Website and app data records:
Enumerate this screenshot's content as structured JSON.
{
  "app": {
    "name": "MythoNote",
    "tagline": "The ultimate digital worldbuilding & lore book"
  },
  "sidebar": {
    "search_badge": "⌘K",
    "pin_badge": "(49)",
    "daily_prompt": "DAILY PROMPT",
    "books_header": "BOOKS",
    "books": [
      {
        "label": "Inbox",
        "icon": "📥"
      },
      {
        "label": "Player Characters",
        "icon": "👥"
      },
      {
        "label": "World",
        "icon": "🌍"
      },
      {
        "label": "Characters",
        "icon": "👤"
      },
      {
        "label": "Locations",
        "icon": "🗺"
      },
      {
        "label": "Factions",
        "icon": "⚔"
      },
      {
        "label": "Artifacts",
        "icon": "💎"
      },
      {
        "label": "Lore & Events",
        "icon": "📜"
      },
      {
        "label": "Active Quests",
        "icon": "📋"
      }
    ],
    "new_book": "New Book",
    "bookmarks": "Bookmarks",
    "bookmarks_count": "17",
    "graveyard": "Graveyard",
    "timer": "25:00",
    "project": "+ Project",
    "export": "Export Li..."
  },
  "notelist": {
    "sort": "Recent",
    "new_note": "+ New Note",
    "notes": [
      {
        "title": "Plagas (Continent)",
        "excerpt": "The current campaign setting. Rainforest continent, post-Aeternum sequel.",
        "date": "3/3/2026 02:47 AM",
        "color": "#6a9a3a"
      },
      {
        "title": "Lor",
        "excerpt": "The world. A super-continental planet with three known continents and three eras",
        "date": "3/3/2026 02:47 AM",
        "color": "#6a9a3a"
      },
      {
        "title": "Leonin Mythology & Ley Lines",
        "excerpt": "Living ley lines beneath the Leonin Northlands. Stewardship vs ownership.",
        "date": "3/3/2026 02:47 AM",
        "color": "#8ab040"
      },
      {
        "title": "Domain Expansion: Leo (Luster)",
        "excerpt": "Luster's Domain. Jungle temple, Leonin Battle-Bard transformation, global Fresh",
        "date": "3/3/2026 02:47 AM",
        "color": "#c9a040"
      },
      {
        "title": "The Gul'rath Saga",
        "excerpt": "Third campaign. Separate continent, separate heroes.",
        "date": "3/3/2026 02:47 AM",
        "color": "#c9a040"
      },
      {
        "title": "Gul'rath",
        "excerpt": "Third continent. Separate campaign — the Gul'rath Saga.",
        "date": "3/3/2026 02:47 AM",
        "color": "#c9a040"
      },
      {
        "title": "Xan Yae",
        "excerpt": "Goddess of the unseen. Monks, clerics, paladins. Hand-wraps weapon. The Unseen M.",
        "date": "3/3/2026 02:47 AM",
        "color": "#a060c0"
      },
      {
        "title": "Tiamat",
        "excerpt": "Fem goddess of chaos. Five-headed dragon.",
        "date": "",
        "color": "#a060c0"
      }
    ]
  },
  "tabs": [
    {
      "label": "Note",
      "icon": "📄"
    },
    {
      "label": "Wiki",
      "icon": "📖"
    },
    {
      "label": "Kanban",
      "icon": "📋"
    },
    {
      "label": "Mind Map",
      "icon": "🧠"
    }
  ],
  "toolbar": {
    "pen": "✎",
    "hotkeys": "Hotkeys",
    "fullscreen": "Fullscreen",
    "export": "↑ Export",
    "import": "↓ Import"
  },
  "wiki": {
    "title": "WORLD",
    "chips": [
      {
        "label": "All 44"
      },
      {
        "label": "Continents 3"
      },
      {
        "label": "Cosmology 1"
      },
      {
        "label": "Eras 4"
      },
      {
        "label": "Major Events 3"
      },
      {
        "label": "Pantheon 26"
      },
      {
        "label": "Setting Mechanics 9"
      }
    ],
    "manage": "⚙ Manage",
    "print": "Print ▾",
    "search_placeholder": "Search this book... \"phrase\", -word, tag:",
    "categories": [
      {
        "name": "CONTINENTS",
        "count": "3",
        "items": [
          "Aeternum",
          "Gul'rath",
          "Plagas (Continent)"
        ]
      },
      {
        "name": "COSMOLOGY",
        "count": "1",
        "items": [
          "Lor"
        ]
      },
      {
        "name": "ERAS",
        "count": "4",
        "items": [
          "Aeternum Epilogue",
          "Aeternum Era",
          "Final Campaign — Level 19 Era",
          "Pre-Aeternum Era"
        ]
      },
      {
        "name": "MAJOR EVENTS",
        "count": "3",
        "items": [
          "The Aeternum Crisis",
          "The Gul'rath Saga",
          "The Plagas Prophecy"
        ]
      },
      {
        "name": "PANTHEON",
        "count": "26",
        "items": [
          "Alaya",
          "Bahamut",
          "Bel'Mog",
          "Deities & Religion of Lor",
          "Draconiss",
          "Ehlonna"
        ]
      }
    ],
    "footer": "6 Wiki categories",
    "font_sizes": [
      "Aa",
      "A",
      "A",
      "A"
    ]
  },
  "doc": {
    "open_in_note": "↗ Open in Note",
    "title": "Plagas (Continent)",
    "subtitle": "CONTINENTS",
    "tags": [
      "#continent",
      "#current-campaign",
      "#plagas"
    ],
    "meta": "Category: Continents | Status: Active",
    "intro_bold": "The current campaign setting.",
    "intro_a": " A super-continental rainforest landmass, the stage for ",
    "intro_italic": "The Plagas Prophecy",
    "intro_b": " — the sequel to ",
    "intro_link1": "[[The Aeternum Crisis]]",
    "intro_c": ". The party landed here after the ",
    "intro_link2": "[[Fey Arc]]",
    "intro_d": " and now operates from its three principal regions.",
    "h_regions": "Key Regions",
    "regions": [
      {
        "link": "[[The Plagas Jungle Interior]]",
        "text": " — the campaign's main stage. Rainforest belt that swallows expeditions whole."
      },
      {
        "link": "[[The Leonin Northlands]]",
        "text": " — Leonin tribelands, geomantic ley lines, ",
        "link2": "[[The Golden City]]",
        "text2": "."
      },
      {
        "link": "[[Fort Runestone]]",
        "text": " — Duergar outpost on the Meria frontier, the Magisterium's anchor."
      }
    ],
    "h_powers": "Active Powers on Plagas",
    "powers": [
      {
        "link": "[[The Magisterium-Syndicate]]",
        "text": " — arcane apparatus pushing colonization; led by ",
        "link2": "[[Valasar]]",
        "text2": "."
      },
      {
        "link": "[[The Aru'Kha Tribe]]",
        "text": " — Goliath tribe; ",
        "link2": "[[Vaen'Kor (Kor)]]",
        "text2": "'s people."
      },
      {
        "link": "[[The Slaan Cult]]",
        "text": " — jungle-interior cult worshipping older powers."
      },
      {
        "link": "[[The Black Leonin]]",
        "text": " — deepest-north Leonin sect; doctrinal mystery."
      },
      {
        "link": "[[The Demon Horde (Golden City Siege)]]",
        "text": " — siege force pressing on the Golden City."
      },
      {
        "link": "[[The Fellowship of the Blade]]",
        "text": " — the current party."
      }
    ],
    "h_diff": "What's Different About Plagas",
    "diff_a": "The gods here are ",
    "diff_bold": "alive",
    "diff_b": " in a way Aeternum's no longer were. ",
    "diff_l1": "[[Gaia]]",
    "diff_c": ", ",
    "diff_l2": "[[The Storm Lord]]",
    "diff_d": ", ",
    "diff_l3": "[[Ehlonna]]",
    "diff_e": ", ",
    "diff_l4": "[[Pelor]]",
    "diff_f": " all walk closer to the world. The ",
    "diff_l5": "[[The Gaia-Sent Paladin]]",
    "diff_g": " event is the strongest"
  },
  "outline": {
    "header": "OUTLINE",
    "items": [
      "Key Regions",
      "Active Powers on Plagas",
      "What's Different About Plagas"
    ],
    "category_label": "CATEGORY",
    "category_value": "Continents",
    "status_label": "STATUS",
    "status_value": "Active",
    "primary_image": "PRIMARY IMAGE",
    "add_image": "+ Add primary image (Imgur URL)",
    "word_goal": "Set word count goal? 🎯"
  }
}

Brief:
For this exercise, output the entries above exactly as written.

Exercise answer:
Enumerate this screenshot's content as structured JSON.
{
  "app": {
    "name": "MythoNote",
    "tagline": "The ultimate digital worldbuilding & lore book"
  },
  "sidebar": {
    "search_badge": "⌘K",
    "pin_badge": "(49)",
    "daily_prompt": "DAILY PROMPT",
    "books_header": "BOOKS",
    "books": [
      {
        "label": "Inbox",
        "icon": "📥"
      },
      {
        "label": "Player Characters",
        "icon": "👥"
      },
      {
        "label": "World",
        "icon": "🌍"
      },
      {
        "label": "Characters",
        "icon": "👤"
      },
      {
        "label": "Locations",
        "icon": "🗺"
      },
      {
        "label": "Factions",
        "icon": "⚔"
      },
      {
        "label": "Artifacts",
        "icon": "💎"
      },
      {
        "label": "Lore & Events",
        "icon": "📜"
      },
      {
        "label": "Active Quests",
        "icon": "📋"
      }
    ],
    "new_book": "New Book",
    "bookmarks": "Bookmarks",
    "bookmarks_count": "17",
    "graveyard": "Graveyard",
    "timer": "25:00",
    "project": "+ Project",
    "export": "Export Li..."
  },
  "notelist": {
    "sort": "Recent",
    "new_note": "+ New Note",
    "notes": [
      {
        "title": "Plagas (Continent)",
        "excerpt": "The current campaign setting. Rainforest continent, post-Aeternum sequel.",
        "date": "3/3/2026 02:47 AM",
        "color": "#6a9a3a"
      },
      {
        "title": "Lor",
        "excerpt": "The world. A super-continental planet with three known continents and three eras",
        "date": "3/3/2026 02:47 AM",
        "color": "#6a9a3a"
      },
      {
        "title": "Leonin Mythology & Ley Lines",
        "excerpt": "Living ley lines beneath the Leonin Northlands. Stewardship vs ownership.",
        "date": "3/3/2026 02:47 AM",
        "color": "#8ab040"
      },
      {
        "title": "Domain Expansion: Leo (Luster)",
        "excerpt": "Luster's Domain. Jungle temple, Leonin Battle-Bard transformation, global Fresh",
        "date": "3/3/2026 02:47 AM",
        "color": "#c9a040"
      },
      {
        "title": "The Gul'rath Saga",
        "excerpt": "Third campaign. Separate continent, separate heroes.",
        "date": "3/3/2026 02:47 AM",
        "color": "#c9a040"
      },
      {
        "title": "Gul'rath",
        "excerpt": "Third continent. Separate campaign — the Gul'rath Saga.",
        "date": "3/3/2026 02:47 AM",
        "color": "#c9a040"
      },
      {
        "title": "Xan Yae",
        "excerpt": "Goddess of the unseen. Monks, clerics, paladins. Hand-wraps weapon. The Unseen M.",
        "date": "3/3/2026 02:47 AM",
        "color": "#a060c0"
      },
      {
        "title": "Tiamat",
        "excerpt": "Fem goddess of chaos. Five-headed dragon.",
        "date": "",
        "color": "#a060c0"
      }
    ]
  },
  "tabs": [
    {
      "label": "Note",
      "icon": "📄"
    },
    {
      "label": "Wiki",
      "icon": "📖"
    },
    {
      "label": "Kanban",
      "icon": "📋"
    },
    {
      "label": "Mind Map",
      "icon": "🧠"
    }
  ],
  "toolbar": {
    "pen": "✎",
    "hotkeys": "Hotkeys",
    "fullscreen": "Fullscreen",
    "export": "↑ Export",
    "import": "↓ Import"
  },
  "wiki": {
    "title": "WORLD",
    "chips": [
      {
        "label": "All 44"
      },
      {
        "label": "Continents 3"
      },
      {
        "label": "Cosmology 1"
      },
      {
        "label": "Eras 4"
      },
      {
        "label": "Major Events 3"
      },
      {
        "label": "Pantheon 26"
      },
      {
        "label": "Setting Mechanics 9"
      }
    ],
    "manage": "⚙ Manage",
    "print": "Print ▾",
    "search_placeholder": "Search this book... \"phrase\", -word, tag:",
    "categories": [
      {
        "name": "CONTINENTS",
        "count": "3",
        "items": [
          "Aeternum",
          "Gul'rath",
          "Plagas (Continent)"
        ]
      },
      {
        "name": "COSMOLOGY",
        "count": "1",
        "items": [
          "Lor"
        ]
      },
      {
        "name": "ERAS",
        "count": "4",
        "items": [
          "Aeternum Epilogue",
          "Aeternum Era",
          "Final Campaign — Level 19 Era",
          "Pre-Aeternum Era"
        ]
      },
      {
        "name": "MAJOR EVENTS",
        "count": "3",
        "items": [
          "The Aeternum Crisis",
          "The Gul'rath Saga",
          "The Plagas Prophecy"
        ]
      },
      {
        "name": "PANTHEON",
        "count": "26",
        "items": [
          "Alaya",
          "Bahamut",
          "Bel'Mog",
          "Deities & Religion of Lor",
          "Draconiss",
          "Ehlonna"
        ]
      }
    ],
    "footer": "6 Wiki categories",
    "font_sizes": [
      "Aa",
      "A",
      "A",
      "A"
    ]
  },
  "doc": {
    "open_in_note": "↗ Open in Note",
    "title": "Plagas (Continent)",
    "subtitle": "CONTINENTS",
    "tags": [
      "#continent",
      "#current-campaign",
      "#plagas"
    ],
    "meta": "Category: Continents | Status: Active",
    "intro_bold": "The current campaign setting.",
    "intro_a": " A super-continental rainforest landmass, the stage for ",
    "intro_italic": "The Plagas Prophecy",
    "intro_b": " — the sequel to ",
    "intro_link1": "[[The Aeternum Crisis]]",
    "intro_c": ". The party landed here after the ",
    "intro_link2": "[[Fey Arc]]",
    "intro_d": " and now operates from its three principal regions.",
    "h_regions": "Key Regions",
    "regions": [
      {
        "link": "[[The Plagas Jungle Interior]]",
        "text": " — the campaign's main stage. Rainforest belt that swallows expeditions whole."
      },
      {
        "link": "[[The Leonin Northlands]]",
        "text": " — Leonin tribelands, geomantic ley lines, ",
        "link2": "[[The Golden City]]",
        "text2": "."
      },
      {
        "link": "[[Fort Runestone]]",
        "text": " — Duergar outpost on the Meria frontier, the Magisterium's anchor."
      }
    ],
    "h_powers": "Active Powers on Plagas",
    "powers": [
      {
        "link": "[[The Magisterium-Syndicate]]",
        "text": " — arcane apparatus pushing colonization; led by ",
        "link2": "[[Valasar]]",
        "text2": "."
      },
      {
        "link": "[[The Aru'Kha Tribe]]",
        "text": " — Goliath tribe; ",
        "link2": "[[Vaen'Kor (Kor)]]",
        "text2": "'s people."
      },
      {
        "link": "[[The Slaan Cult]]",
        "text": " — jungle-interior cult worshipping older powers."
      },
      {
        "link": "[[The Black Leonin]]",
        "text": " — deepest-north Leonin sect; doctrinal mystery."
      },
      {
        "link": "[[The Demon Horde (Golden City Siege)]]",
        "text": " — siege force pressing on the Golden City."
      },
      {
        "link": "[[The Fellowship of the Blade]]",
        "text": " — the current party."
      }
    ],
    "h_diff": "What's Different About Plagas",
    "diff_a": "The gods here are ",
    "diff_bold": "alive",
    "diff_b": " in a way Aeternum's no longer were. ",
    "diff_l1": "[[Gaia]]",
    "diff_c": ", ",
    "diff_l2": "[[The Storm Lord]]",
    "diff_d": ", ",
    "diff_l3": "[[Ehlonna]]",
    "diff_e": ", ",
    "diff_l4": "[[Pelor]]",
    "diff_f": " all walk closer to the world. The ",
    "diff_l5": "[[The Gaia-Sent Paladin]]",
    "diff_g": " event is the strongest"
  },
  "outline": {
    "header": "OUTLINE",
    "items": [
      "Key Regions",
      "Active Powers on Plagas",
      "What's Different About Plagas"
    ],
    "category_label": "CATEGORY",
    "category_value": "Continents",
    "status_label": "STATUS",
    "status_value": "Active",
    "primary_image": "PRIMARY IMAGE",
    "add_image": "+ Add primary image (Imgur URL)",
    "word_goal": "Set word count goal? 🎯"
  }
}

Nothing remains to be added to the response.